WHAT TO PRODUCE: Your answer is a number only: how many lines in the data below contain "user"?

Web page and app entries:
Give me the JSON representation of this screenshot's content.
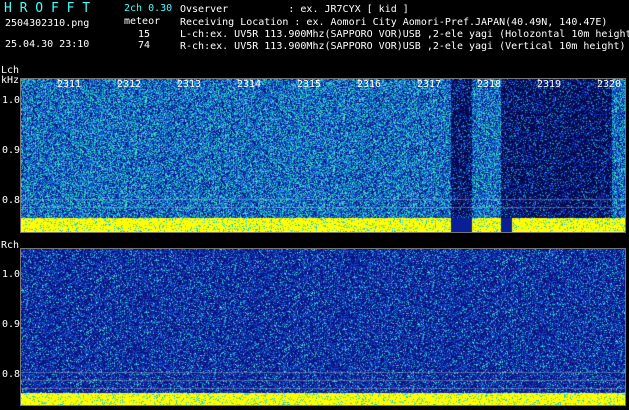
{
  "header": {
    "logo": "H R O F F T",
    "channel_version": "2ch 0.30",
    "mode_label": "meteor",
    "filename": "2504302310.png",
    "datetime": "25.04.30 23:10",
    "count_l": "15",
    "count_r": "74",
    "observer": "Ovserver          : ex. JR7CYX [ kid ]",
    "location": "Receiving Location : ex. Aomori City Aomori-Pref.JAPAN(40.49N, 140.47E)",
    "lch_info": "L-ch:ex. UV5R 113.900Mhz(SAPPORO VOR)USB ,2-ele yagi (Holozontal 10m height",
    "rch_info": "R-ch:ex. UV5R 113.900Mhz(SAPPORO VOR)USB ,2-ele yagi (Vertical 10m height)"
  },
  "lch_panel": {
    "channel_label": "Lch",
    "unit_label": "kHz",
    "time_ticks": [
      "2311",
      "2312",
      "2313",
      "2314",
      "2315",
      "2316",
      "2317",
      "2318",
      "2319",
      "2320"
    ],
    "freq_ticks": [
      "1.0",
      "0.9",
      "0.8"
    ]
  },
  "rch_panel": {
    "channel_label": "Rch",
    "freq_ticks": [
      "1.0",
      "0.9",
      "0.8"
    ]
  },
  "colors": {
    "background": "#000000",
    "cyan_text": "#44ffff",
    "noise_dark": "#0a1a8a",
    "noise_mid": "#1060d0",
    "noise_cyan": "#20c0c0",
    "baseline_yellow": "#ffff00"
  }
}
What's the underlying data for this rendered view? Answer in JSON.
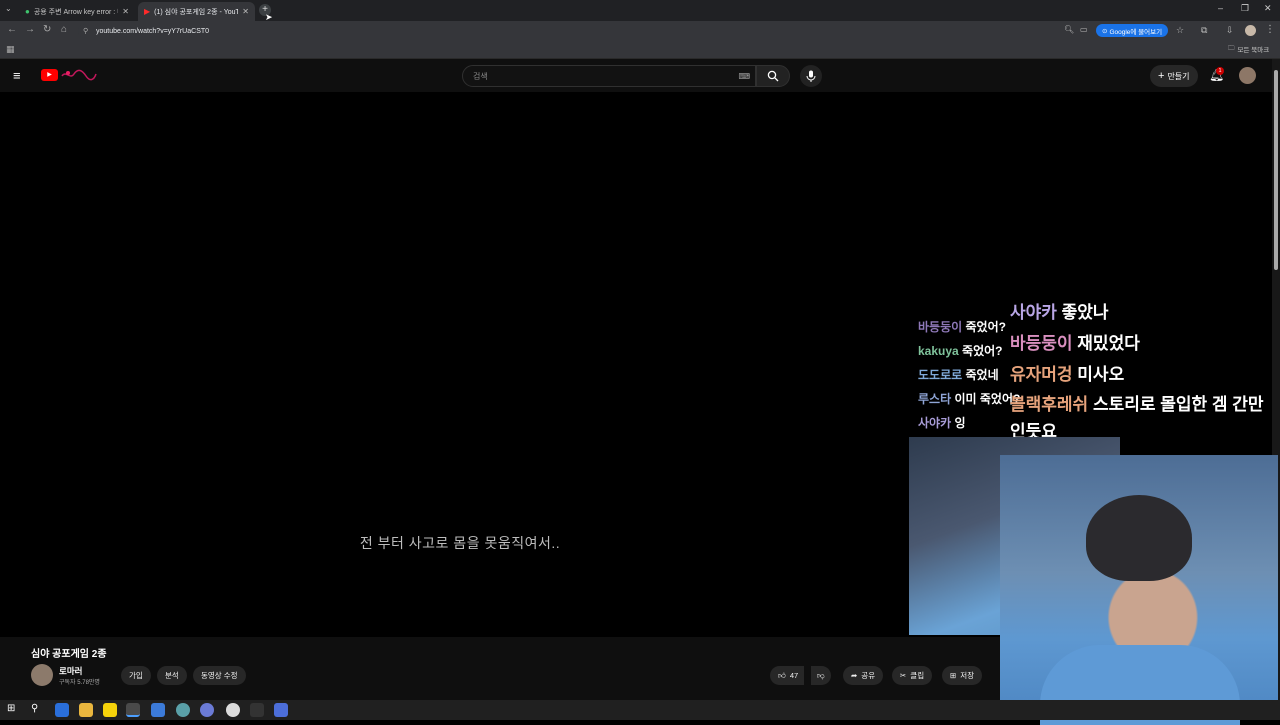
{
  "browser": {
    "tabs": [
      {
        "title": "공용 주변 Arrow key error : 네",
        "icon": "green-leaf-icon",
        "active": false
      },
      {
        "title": "(1) 심야 공포게임 2종 - YouTube",
        "icon": "youtube-icon",
        "active": true
      }
    ],
    "url": "youtube.com/watch?v=yY7rUaCST0",
    "lens_button": "Google에 물어보기",
    "bookmarks_folder": "모든 북마크"
  },
  "youtube": {
    "search_placeholder": "검색",
    "create_label": "만들기",
    "notification_count": "1"
  },
  "video": {
    "subtitle": "전 부터 사고로 몸을 못움직여서..",
    "chat_small": [
      {
        "user": "바등둥이",
        "msg": "죽었어?",
        "color": "#8e78b8"
      },
      {
        "user": "kakuya",
        "msg": "죽었어?",
        "color": "#7fc29b"
      },
      {
        "user": "도도로로",
        "msg": "죽었네",
        "color": "#7fa9d9"
      },
      {
        "user": "루스타",
        "msg": "이미 죽었어?",
        "color": "#8fa5d6"
      },
      {
        "user": "사야카",
        "msg": "잉",
        "color": "#a79bd6"
      }
    ],
    "chat_large": [
      {
        "user": "사야카",
        "msg": "좋았나",
        "color": "#b9a6e6"
      },
      {
        "user": "바등둥이",
        "msg": "재밌었다",
        "color": "#d98fbf"
      },
      {
        "user": "유자머겅",
        "msg": "미사오",
        "color": "#e6a37c"
      },
      {
        "user": "블랙후레쉬",
        "msg": "스토리로 몰입한 겜 간만",
        "color": "#e6a37c"
      }
    ],
    "chat_large_wrap": "인듯요"
  },
  "info": {
    "title": "심야 공포게임 2종",
    "channel": "로마러",
    "subscribers": "구독자 5.78만명",
    "buttons": {
      "join": "가입",
      "analytics": "분석",
      "edit": "동영상 수정"
    },
    "likes": "47",
    "share": "공유",
    "clip": "클립",
    "save": "저장"
  }
}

OUTPUT FOR THIS EXERCISE: 9